◆ Work instructions: For the word "value", return each line of the data in which it occurs.

== Supplied material ==

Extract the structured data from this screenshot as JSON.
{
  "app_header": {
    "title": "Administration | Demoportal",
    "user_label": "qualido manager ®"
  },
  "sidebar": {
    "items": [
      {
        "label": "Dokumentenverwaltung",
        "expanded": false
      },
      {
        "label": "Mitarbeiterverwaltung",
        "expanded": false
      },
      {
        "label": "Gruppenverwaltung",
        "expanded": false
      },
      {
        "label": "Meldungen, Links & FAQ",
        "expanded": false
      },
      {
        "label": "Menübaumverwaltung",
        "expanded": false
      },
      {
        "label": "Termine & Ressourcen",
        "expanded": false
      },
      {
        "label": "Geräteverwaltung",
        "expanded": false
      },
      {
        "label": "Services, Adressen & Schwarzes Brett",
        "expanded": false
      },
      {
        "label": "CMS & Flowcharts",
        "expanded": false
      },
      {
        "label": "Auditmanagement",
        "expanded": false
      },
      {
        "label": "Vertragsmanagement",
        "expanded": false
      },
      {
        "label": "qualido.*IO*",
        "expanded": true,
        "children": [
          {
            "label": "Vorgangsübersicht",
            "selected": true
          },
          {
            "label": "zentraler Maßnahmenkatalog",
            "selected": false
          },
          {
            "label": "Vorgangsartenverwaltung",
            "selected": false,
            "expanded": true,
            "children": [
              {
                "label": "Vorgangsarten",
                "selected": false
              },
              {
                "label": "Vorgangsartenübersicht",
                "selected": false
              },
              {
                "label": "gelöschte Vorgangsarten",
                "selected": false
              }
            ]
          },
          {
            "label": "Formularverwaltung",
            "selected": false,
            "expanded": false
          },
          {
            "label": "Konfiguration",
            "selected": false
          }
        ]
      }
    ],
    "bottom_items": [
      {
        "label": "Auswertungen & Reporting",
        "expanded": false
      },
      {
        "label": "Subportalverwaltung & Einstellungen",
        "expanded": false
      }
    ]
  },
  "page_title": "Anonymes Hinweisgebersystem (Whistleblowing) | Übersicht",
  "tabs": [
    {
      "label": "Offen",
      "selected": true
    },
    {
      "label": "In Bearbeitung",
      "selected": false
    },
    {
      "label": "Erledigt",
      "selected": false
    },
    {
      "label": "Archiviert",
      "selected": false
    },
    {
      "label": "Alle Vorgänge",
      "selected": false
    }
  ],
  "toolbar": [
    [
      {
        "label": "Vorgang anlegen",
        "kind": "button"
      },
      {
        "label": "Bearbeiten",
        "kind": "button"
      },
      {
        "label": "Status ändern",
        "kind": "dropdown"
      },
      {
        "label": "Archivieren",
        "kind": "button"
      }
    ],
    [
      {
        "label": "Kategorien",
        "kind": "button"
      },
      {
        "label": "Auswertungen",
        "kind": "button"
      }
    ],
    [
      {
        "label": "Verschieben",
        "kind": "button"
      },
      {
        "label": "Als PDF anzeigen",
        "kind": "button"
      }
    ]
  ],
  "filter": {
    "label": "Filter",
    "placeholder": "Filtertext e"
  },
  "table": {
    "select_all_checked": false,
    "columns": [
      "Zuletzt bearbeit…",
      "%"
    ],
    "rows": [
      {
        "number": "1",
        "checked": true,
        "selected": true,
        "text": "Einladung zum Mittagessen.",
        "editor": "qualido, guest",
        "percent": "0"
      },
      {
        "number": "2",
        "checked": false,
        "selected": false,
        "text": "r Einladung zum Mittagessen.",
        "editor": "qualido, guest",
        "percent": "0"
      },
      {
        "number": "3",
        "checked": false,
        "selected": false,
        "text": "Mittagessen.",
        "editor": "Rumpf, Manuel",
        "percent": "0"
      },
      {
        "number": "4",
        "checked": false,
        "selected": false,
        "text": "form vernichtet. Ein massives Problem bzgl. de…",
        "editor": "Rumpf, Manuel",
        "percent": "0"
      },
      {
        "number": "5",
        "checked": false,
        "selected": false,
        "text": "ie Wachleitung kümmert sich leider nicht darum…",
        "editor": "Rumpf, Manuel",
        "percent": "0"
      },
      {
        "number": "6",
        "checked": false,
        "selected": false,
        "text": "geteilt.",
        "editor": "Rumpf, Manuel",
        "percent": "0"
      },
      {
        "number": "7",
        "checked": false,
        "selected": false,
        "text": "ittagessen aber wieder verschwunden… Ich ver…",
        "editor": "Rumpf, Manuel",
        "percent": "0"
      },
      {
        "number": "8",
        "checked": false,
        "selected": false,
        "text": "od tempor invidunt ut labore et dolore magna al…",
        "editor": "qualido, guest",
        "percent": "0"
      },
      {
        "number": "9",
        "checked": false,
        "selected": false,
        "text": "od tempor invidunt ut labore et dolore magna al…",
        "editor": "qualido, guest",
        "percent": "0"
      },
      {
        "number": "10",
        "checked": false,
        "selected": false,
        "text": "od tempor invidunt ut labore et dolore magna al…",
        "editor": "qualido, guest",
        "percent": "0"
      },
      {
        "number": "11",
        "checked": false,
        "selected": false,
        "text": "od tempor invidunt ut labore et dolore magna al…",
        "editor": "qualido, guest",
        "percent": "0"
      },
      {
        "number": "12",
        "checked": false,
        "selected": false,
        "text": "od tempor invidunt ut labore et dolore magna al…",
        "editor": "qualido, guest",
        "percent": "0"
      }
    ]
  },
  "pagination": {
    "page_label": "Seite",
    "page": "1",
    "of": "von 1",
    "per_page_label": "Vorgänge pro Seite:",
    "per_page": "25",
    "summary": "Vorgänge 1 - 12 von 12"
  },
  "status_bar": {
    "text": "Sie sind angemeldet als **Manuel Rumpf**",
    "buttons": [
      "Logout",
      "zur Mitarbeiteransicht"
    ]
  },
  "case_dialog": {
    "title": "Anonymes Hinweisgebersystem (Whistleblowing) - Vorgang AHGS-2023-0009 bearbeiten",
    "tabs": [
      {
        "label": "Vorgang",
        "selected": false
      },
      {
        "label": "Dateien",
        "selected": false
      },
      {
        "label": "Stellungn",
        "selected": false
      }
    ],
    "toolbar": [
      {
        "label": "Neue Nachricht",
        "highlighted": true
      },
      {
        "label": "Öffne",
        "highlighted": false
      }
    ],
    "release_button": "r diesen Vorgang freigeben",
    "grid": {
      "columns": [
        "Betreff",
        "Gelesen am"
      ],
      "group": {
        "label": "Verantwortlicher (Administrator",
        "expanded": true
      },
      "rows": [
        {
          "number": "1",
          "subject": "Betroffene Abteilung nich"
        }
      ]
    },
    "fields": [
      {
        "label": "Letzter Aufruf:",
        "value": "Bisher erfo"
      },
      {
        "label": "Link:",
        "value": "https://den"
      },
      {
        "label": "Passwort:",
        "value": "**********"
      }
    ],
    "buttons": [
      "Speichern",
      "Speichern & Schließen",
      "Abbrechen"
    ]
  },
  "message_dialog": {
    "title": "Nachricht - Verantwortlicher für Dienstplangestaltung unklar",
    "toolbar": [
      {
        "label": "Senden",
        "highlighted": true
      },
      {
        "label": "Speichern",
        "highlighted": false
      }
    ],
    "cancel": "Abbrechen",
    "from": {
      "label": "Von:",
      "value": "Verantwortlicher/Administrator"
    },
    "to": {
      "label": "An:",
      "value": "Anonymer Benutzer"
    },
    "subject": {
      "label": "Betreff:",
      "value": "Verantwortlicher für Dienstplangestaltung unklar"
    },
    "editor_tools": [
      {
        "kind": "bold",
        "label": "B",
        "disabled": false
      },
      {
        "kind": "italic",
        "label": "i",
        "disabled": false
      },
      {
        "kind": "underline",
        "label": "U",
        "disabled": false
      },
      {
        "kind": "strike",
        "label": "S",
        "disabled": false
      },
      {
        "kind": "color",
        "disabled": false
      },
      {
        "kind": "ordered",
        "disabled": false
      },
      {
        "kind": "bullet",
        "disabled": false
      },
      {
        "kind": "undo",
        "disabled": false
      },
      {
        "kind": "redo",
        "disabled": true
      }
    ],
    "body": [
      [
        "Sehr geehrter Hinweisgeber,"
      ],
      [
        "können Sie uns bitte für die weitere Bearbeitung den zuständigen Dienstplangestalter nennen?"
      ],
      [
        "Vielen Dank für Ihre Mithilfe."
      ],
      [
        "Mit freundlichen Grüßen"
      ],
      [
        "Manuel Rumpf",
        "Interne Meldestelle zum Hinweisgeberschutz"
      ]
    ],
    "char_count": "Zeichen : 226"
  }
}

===

◆ Task answer:
        "value": "Bisher erfo"
        "value": "https://den"
        "value": "**********"
      "value": "Verantwortlicher/Administrator"
      "value": "Anonymer Benutzer"
      "value": "Verantwortlicher für Dienstplangestaltung unklar"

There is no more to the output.